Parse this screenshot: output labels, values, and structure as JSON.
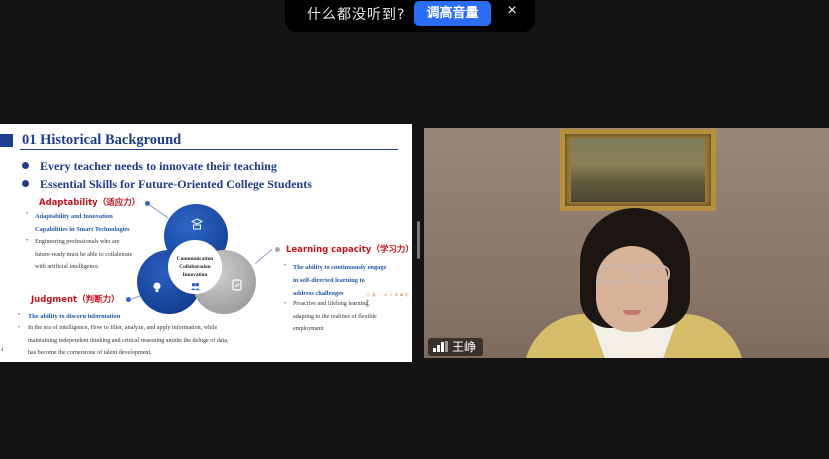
{
  "notification": {
    "message": "什么都没听到?",
    "button_label": "调高音量",
    "close_glyph": "×"
  },
  "slide": {
    "title": "01 Historical Background",
    "bullets": [
      "Every teacher needs to innovate their teaching",
      "Essential Skills for Future-Oriented College Students"
    ],
    "adaptability": {
      "heading": "Adaptability（适应力）",
      "sub": [
        "Adaptability and Innovation",
        "Capabilities in Smart Technologies"
      ],
      "body": [
        "Engineering professionals who are",
        "future-ready must be able to collaborate",
        "with artificial intelligence."
      ]
    },
    "learning": {
      "heading": "Learning capacity（学习力）",
      "sub": [
        "The ability to continuously engage",
        "in self-directed learning to",
        "address challenges"
      ],
      "body": [
        "Proactive and lifelong learning,",
        "adapting to the realities of flexible",
        "employment"
      ]
    },
    "judgment": {
      "heading": "Judgment（判断力）",
      "sub": "The ability to discern information",
      "body": [
        "In the era of intelligence, How to filter, analyze, and apply  information, while",
        "maintaining independent thinking and critical reasoning amidst the deluge of data,",
        "has become the cornerstone of talent development."
      ]
    },
    "venn_center": [
      "Communication",
      "Collaboration",
      "Innovation"
    ],
    "emoji_strip": "◎ 英 ·,· ♦ ☺ ⚙ ◙ ▦ ◈",
    "page_number": "4",
    "bullet_glyph": "•"
  },
  "video": {
    "participant_name": "王峥"
  },
  "colors": {
    "accent_blue": "#1f3c88",
    "heading_red": "#c0161e",
    "button_blue": "#2b6df2",
    "background": "#141414"
  }
}
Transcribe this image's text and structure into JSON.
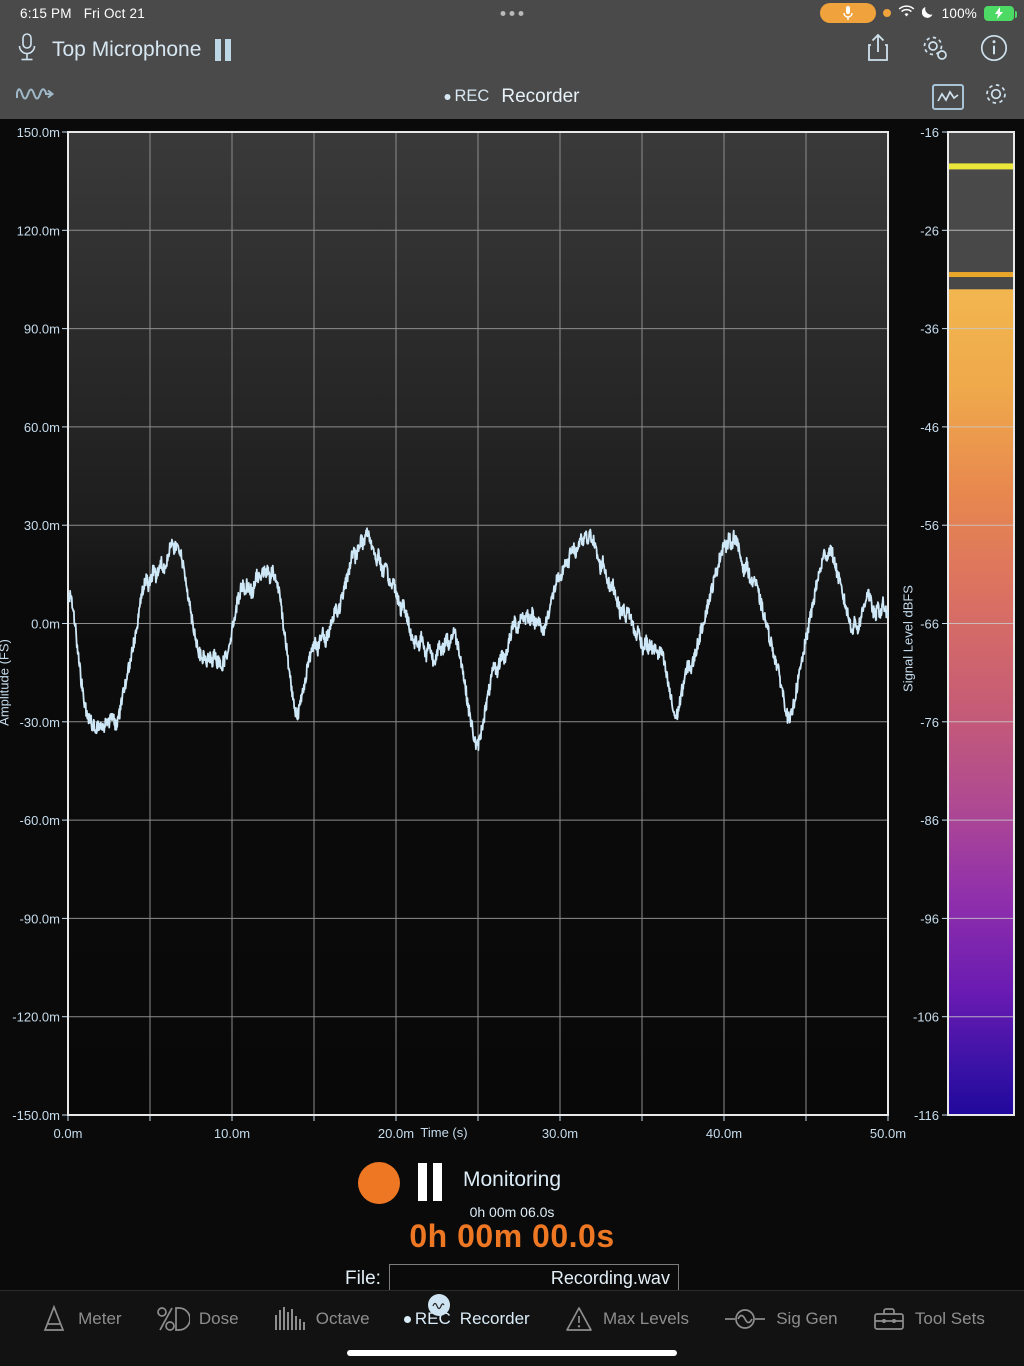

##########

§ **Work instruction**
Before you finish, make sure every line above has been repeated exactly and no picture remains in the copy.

§ **Written answer**
Parse this screenshot: output labels, values, and structure as JSON.
{
  "notification": {
    "message": "什么都没听到?",
    "button_label": "调高音量",
    "close_glyph": "×"
  },
  "slide": {
    "title": "01 Historical Background",
    "bullets": [
      "Every teacher needs to innovate their teaching",
      "Essential Skills for Future-Oriented College Students"
    ],
    "adaptability": {
      "heading": "Adaptability（适应力）",
      "sub": [
        "Adaptability and Innovation",
        "Capabilities in Smart Technologies"
      ],
      "body": [
        "Engineering professionals who are",
        "future-ready must be able to collaborate",
        "with artificial intelligence."
      ]
    },
    "learning": {
      "heading": "Learning capacity（学习力）",
      "sub": [
        "The ability to continuously engage",
        "in self-directed learning to",
        "address challenges"
      ],
      "body": [
        "Proactive and lifelong learning,",
        "adapting to the realities of flexible",
        "employment"
      ]
    },
    "judgment": {
      "heading": "Judgment（判断力）",
      "sub": "The ability to discern information",
      "body": [
        "In the era of intelligence, How to filter, analyze, and apply  information, while",
        "maintaining independent thinking and critical reasoning amidst the deluge of data,",
        "has become the cornerstone of talent development."
      ]
    },
    "venn_center": [
      "Communication",
      "Collaboration",
      "Innovation"
    ],
    "emoji_strip": "◎ 英 ·,· ♦ ☺ ⚙ ◙ ▦ ◈",
    "page_number": "4",
    "bullet_glyph": "•"
  },
  "video": {
    "participant_name": "王峥"
  },
  "colors": {
    "accent_blue": "#1f3c88",
    "heading_red": "#c0161e",
    "button_blue": "#2b6df2",
    "background": "#141414"
  }
}
Transcribe this image's text and structure into JSON.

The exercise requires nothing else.